The burden of this Psalm is the excision of the wicked from the earth, and the investing of the meek with the inheritance of it. It might take for its motto the words of Isaiah—“Say ye to the righteous, that it shall be well with him: woe unto the wicked, it shall be ill with him.”
And he gives us his experience as a kind of seal of the truth of this; for in his observation of persons and circumstances he could say that he had never seen either the righteous finally forsaken, or the wicked, though for a while spreading himself like an evergreen, finally prosperous (Psa. 37:25,3525I have been young, and now am old; yet have I not seen the righteous forsaken, nor his seed begging bread. (Psalm 37:25)
35I have seen the wicked in great power, and spreading himself like a green bay tree. (Psalm 37:35)

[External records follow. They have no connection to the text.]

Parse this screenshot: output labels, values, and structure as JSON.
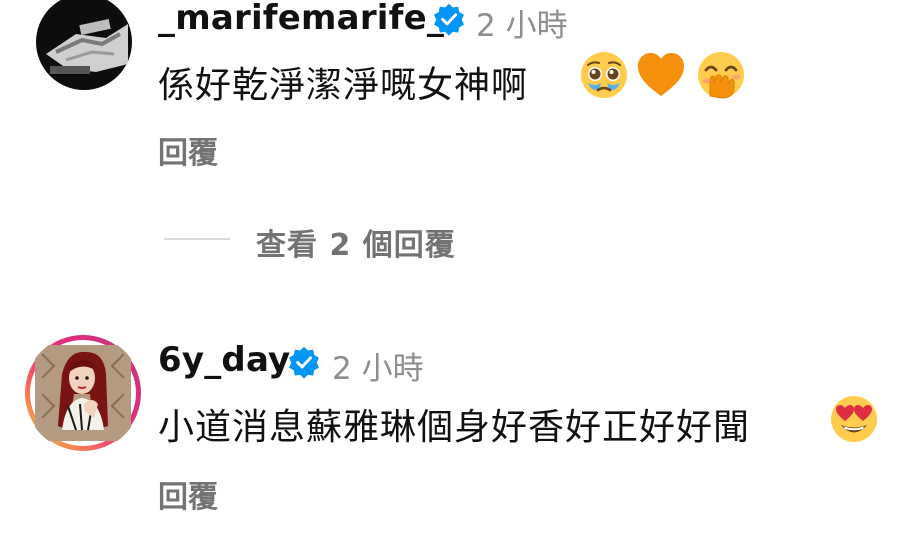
{
  "comments": [
    {
      "username": "_marifemarife_",
      "timestamp": "2 小時",
      "text": "係好乾淨潔淨嘅女神啊",
      "emojis": [
        "pleading-face-icon",
        "orange-heart-icon",
        "hand-over-mouth-icon"
      ],
      "reply_label": "回覆",
      "view_replies_label": "查看 2 個回覆"
    },
    {
      "username": "6y_day",
      "timestamp": "2 小時",
      "text": "小道消息蘇雅琳個身好香好正好好聞",
      "emojis": [
        "heart-eyes-icon"
      ],
      "reply_label": "回覆"
    }
  ],
  "colors": {
    "verified_blue": "#0095f6",
    "secondary_text": "#737373",
    "timestamp": "#8e8e8e",
    "story_ring_start": "#f9ce34",
    "story_ring_mid": "#ee2a7b",
    "story_ring_end": "#c13584"
  }
}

). Wherefore he would have the righteous encourage their hearts, though present griefs may be many and various. Their end shall be peace, when the wicked are cut off; their inheritance shall come and last forever, when the day (that is, the judgment) of the ungodly shall come (Psa. 37:13,1813The Lord shall laugh at him: for he seeth that his day is coming. (Psalm 37:13)
18The Lord knoweth the days of the upright: and their inheritance shall be for ever. (Psalm 37:18)

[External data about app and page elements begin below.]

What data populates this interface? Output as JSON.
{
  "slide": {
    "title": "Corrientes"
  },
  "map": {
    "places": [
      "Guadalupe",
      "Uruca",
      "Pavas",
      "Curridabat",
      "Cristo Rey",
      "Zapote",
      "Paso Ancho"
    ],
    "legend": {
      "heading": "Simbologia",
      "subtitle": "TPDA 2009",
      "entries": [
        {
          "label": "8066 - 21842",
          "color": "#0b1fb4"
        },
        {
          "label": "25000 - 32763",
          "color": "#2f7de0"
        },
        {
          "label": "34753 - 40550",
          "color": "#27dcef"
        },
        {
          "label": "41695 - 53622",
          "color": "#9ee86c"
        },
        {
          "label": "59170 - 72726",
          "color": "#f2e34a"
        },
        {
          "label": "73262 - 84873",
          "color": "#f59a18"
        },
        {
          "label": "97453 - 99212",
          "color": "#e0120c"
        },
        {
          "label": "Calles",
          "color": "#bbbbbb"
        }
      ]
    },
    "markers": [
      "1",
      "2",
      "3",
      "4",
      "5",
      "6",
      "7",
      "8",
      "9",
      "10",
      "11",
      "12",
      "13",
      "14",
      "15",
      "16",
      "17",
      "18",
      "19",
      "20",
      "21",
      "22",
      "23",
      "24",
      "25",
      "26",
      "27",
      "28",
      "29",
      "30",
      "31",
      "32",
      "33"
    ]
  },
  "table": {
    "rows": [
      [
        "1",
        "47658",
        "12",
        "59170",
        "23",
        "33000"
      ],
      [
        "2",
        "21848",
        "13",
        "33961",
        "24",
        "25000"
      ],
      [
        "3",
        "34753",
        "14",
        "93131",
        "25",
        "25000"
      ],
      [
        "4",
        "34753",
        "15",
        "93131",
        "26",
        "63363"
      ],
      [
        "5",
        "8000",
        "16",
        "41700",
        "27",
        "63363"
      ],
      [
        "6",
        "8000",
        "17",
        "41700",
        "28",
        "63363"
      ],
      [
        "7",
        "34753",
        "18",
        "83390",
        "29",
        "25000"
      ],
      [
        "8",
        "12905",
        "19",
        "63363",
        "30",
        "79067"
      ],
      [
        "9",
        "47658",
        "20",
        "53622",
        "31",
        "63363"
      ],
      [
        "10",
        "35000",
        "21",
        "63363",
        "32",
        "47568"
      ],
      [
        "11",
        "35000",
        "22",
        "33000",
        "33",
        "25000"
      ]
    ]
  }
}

Meekness, which is thus to end in the inheritance (See Matt. 5:55Blessed are the meek: for they shall inherit the earth. (Matthew 5:5)) appears to be that temper of soul that makes us willing to be nothing till the promised inheritance comes. The Lord Jesus (in whom was all perfectness) fully expressed it. Though Lord of all, He was content to have nothing; and the kingdom is a reward of His meekness. (Matt. 21:55Tell ye the daughter of Sion, Behold, thy King cometh unto thee, meek, and sitting upon an ass, and a colt the foal of an ass. (Matthew 21:5).) The saints, in their measure, are the meek now. The Remnant will be so in their day. (Zeph. 2:33Seek ye the Lord, all ye meek of the earth, which have wrought his judgment; seek righteousness, seek meekness: it may be ye shall be hid in the day of the Lord's anger. (Zephaniah 2:3).) This Psalm may therefore be read by us all; for the experience of all God’s chosen is in kind the same as to this; but the remnant, in fuller measure, will need the consolation of it when they come to be pressed by the successful confederacies of the wicked in the latter day. Psalm 37:1111But the meek shall inherit the earth; and shall delight themselves in the abundance of peace. (Psalm 37:11) and Matthew 5:55Blessed are the meek: for they shall inherit the earth. (Matthew 5:5) show the disciples of the Lord Jesus and the Remnant of the last days to be in much moral identity.
Thus this Psalm would teach us not to live for any hope short of resurrection and the kingdom—and that they are divinely wise, and they only, who “consider their latter end.” A simple, serious, and holy lesson—a happy one to God’s strangers and pilgrims. “For the world passeth away, and the lust thereof; but he that doeth the will of God abideth forever.”